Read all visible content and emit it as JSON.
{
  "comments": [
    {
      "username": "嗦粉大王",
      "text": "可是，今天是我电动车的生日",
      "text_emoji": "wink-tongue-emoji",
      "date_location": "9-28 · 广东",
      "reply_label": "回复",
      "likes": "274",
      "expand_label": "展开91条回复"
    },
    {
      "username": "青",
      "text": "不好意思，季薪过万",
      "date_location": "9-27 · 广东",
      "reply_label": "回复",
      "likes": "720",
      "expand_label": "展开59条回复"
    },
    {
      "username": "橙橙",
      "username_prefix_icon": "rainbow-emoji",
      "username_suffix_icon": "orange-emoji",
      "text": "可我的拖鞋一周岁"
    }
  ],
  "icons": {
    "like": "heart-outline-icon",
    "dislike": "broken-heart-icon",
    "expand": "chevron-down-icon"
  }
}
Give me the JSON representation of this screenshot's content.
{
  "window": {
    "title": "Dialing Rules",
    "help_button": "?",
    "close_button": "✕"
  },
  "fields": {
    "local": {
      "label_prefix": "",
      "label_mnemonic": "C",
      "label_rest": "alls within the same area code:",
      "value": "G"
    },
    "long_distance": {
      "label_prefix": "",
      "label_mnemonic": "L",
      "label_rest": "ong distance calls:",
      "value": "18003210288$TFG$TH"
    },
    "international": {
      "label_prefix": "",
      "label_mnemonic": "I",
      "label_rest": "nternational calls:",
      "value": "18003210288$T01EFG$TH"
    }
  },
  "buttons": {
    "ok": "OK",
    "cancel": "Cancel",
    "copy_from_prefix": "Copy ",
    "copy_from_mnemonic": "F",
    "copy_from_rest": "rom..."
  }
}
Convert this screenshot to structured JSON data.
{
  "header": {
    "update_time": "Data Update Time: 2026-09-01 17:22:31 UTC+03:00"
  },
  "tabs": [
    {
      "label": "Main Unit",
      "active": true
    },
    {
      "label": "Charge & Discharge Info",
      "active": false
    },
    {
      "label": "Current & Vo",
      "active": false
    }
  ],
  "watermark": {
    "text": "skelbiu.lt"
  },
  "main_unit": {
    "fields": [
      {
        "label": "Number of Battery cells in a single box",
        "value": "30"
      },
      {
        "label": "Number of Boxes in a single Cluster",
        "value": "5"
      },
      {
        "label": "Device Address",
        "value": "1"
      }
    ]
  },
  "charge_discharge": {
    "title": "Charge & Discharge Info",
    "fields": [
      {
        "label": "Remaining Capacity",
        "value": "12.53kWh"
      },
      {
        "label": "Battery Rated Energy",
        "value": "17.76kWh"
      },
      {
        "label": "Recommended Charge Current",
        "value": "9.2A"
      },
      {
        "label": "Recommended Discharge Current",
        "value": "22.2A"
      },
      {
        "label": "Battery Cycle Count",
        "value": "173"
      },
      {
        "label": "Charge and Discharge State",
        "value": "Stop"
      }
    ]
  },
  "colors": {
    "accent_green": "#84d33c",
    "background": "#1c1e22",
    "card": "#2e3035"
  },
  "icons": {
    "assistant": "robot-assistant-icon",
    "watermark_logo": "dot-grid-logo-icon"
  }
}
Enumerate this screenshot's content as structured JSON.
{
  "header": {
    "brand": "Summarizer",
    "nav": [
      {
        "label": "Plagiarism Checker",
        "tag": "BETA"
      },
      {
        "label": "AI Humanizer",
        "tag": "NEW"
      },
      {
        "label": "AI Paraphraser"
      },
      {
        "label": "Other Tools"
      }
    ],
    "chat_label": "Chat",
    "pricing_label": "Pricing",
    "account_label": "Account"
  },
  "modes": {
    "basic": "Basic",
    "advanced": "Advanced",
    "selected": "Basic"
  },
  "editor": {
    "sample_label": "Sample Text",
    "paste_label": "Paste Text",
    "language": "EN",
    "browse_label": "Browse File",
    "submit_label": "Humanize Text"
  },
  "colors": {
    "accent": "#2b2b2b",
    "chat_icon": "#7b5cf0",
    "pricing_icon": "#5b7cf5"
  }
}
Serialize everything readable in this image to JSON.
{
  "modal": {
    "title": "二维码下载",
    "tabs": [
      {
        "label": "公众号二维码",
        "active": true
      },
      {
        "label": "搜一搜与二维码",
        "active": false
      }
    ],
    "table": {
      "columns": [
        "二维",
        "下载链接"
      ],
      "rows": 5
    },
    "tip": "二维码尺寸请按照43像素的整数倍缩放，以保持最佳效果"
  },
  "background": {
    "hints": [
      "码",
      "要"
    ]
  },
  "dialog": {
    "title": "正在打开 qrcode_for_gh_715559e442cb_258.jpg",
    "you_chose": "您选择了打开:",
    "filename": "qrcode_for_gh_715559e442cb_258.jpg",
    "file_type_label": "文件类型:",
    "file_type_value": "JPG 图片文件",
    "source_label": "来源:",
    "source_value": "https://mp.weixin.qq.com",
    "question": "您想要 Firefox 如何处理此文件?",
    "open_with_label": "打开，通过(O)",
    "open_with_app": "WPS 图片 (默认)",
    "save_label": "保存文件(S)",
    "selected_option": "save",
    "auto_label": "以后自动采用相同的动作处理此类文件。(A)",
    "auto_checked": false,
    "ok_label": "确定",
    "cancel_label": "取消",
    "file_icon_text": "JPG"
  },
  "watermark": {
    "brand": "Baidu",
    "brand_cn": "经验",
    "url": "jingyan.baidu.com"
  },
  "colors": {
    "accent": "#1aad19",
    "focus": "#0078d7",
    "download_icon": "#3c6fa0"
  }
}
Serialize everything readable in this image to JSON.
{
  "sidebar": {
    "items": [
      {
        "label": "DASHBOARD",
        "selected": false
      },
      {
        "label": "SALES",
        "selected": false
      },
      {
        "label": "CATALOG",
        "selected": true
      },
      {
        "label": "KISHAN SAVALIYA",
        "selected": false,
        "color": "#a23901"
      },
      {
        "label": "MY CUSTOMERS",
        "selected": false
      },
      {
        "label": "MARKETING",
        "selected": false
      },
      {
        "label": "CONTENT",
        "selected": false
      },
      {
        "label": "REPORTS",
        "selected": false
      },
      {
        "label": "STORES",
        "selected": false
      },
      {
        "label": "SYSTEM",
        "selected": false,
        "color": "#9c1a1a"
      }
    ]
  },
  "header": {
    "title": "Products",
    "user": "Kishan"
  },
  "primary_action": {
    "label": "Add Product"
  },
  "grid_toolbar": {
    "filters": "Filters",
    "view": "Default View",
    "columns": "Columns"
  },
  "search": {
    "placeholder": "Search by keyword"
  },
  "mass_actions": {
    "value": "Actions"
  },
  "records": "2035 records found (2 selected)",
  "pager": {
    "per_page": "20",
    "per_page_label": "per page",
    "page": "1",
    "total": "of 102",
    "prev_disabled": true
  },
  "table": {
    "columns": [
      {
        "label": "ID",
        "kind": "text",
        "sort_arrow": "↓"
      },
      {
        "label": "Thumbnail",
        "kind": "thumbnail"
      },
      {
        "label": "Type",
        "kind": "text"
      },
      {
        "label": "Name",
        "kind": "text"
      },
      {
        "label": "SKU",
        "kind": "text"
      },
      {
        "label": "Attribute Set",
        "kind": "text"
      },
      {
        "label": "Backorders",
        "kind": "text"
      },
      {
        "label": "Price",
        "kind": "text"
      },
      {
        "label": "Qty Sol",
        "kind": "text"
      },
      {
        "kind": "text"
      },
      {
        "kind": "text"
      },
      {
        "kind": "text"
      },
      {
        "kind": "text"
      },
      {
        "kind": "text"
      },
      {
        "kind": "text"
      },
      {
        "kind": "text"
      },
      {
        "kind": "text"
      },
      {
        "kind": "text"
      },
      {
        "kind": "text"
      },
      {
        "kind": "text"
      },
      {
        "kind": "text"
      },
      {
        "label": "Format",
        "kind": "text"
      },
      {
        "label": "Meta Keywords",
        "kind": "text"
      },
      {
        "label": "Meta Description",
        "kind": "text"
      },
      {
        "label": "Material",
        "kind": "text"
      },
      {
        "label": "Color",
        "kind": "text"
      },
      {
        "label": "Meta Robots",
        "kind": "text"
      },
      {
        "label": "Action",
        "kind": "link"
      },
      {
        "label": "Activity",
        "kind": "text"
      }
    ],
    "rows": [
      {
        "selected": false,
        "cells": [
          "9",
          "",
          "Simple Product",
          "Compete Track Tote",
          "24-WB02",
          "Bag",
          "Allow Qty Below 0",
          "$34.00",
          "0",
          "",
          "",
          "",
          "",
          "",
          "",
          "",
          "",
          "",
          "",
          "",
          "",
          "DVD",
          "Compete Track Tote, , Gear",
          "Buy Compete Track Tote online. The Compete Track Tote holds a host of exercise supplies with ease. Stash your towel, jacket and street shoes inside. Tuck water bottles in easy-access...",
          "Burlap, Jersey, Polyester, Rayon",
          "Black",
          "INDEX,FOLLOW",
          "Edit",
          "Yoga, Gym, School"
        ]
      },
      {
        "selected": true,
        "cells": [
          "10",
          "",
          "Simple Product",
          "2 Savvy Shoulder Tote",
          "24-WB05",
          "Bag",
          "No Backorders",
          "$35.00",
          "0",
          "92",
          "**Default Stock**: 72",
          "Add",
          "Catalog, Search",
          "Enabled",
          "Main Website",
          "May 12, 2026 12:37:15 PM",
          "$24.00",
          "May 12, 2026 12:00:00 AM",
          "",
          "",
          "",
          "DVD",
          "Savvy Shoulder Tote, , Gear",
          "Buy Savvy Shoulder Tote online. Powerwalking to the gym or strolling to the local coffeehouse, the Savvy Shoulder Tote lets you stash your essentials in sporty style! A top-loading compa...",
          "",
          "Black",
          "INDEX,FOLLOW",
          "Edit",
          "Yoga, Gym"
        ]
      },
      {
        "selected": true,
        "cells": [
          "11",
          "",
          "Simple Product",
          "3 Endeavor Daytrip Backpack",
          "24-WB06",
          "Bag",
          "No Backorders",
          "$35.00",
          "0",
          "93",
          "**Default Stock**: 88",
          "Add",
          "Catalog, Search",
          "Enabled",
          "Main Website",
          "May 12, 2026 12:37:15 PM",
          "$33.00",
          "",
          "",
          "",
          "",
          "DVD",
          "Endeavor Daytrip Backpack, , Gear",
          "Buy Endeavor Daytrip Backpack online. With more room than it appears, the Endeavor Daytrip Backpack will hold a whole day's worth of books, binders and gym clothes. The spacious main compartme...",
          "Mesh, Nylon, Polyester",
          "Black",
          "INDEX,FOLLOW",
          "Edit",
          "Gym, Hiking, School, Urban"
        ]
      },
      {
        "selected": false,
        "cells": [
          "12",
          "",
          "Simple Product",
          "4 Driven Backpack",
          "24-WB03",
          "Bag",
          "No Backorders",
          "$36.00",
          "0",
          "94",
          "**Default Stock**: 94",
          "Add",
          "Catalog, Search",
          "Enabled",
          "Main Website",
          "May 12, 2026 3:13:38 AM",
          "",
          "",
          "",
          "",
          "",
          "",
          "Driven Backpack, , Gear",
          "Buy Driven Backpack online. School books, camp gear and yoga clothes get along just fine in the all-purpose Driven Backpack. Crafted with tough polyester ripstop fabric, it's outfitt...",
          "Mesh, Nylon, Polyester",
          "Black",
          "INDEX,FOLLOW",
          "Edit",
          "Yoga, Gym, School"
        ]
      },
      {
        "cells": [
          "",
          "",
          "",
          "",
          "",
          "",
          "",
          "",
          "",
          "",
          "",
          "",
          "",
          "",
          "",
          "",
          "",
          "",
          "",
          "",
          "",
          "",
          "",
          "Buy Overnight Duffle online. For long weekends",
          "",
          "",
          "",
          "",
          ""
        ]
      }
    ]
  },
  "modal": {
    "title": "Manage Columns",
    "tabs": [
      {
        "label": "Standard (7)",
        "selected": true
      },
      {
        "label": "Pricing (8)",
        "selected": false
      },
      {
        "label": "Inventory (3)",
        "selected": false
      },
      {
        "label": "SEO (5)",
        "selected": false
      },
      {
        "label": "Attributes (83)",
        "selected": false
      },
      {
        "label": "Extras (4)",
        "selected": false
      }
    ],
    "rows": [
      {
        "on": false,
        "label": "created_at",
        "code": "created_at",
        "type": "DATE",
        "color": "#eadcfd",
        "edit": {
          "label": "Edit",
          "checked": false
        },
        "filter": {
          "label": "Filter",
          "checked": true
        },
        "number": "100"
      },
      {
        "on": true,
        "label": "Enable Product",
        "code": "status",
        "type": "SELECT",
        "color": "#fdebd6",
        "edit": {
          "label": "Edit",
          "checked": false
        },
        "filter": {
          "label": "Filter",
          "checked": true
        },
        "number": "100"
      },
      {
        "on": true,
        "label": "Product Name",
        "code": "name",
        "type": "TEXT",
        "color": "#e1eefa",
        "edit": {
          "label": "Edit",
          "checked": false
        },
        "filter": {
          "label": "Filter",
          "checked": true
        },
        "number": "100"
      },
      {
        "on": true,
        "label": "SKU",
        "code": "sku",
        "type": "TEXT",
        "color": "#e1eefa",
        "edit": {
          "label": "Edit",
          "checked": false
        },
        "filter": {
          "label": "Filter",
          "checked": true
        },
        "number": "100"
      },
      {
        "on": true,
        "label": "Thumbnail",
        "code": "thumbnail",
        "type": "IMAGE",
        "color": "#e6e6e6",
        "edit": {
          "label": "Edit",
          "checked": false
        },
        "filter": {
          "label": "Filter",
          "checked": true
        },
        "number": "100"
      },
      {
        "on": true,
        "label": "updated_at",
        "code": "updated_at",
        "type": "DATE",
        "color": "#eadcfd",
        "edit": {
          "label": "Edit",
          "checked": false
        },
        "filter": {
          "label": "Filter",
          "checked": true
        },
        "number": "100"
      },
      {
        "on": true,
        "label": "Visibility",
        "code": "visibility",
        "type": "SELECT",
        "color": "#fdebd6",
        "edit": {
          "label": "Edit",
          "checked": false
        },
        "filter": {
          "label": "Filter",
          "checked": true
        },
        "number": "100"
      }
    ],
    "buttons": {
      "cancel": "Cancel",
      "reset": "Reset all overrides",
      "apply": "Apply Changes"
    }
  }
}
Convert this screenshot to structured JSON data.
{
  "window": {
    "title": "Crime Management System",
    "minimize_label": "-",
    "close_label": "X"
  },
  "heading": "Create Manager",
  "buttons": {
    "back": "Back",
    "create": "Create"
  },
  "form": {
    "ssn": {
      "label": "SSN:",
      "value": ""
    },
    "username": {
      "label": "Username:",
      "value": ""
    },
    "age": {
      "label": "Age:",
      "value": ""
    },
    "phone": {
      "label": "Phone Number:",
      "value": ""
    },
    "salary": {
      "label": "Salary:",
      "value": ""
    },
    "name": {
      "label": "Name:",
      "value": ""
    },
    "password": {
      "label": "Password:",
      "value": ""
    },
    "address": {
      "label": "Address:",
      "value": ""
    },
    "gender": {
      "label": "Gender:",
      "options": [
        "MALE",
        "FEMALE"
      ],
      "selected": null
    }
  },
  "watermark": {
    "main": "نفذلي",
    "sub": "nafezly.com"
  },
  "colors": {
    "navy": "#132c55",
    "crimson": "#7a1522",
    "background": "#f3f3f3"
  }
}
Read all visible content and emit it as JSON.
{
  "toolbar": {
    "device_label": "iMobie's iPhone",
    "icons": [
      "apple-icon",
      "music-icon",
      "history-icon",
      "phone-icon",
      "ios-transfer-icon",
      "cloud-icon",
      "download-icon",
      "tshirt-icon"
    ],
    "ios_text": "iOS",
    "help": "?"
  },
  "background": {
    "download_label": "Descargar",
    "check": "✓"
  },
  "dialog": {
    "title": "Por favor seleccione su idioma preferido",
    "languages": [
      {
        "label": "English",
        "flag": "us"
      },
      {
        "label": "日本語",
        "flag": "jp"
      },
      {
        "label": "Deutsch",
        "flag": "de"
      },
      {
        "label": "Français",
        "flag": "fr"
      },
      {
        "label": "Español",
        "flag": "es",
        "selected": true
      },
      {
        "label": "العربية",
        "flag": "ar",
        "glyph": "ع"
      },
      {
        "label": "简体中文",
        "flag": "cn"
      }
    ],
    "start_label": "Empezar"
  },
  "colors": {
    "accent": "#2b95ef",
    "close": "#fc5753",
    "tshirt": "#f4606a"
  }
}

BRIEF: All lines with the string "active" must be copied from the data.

RESPONSE TO THIS TASK:
      "active": true
      "active": false
      "active": false
        "active": true
        "active": false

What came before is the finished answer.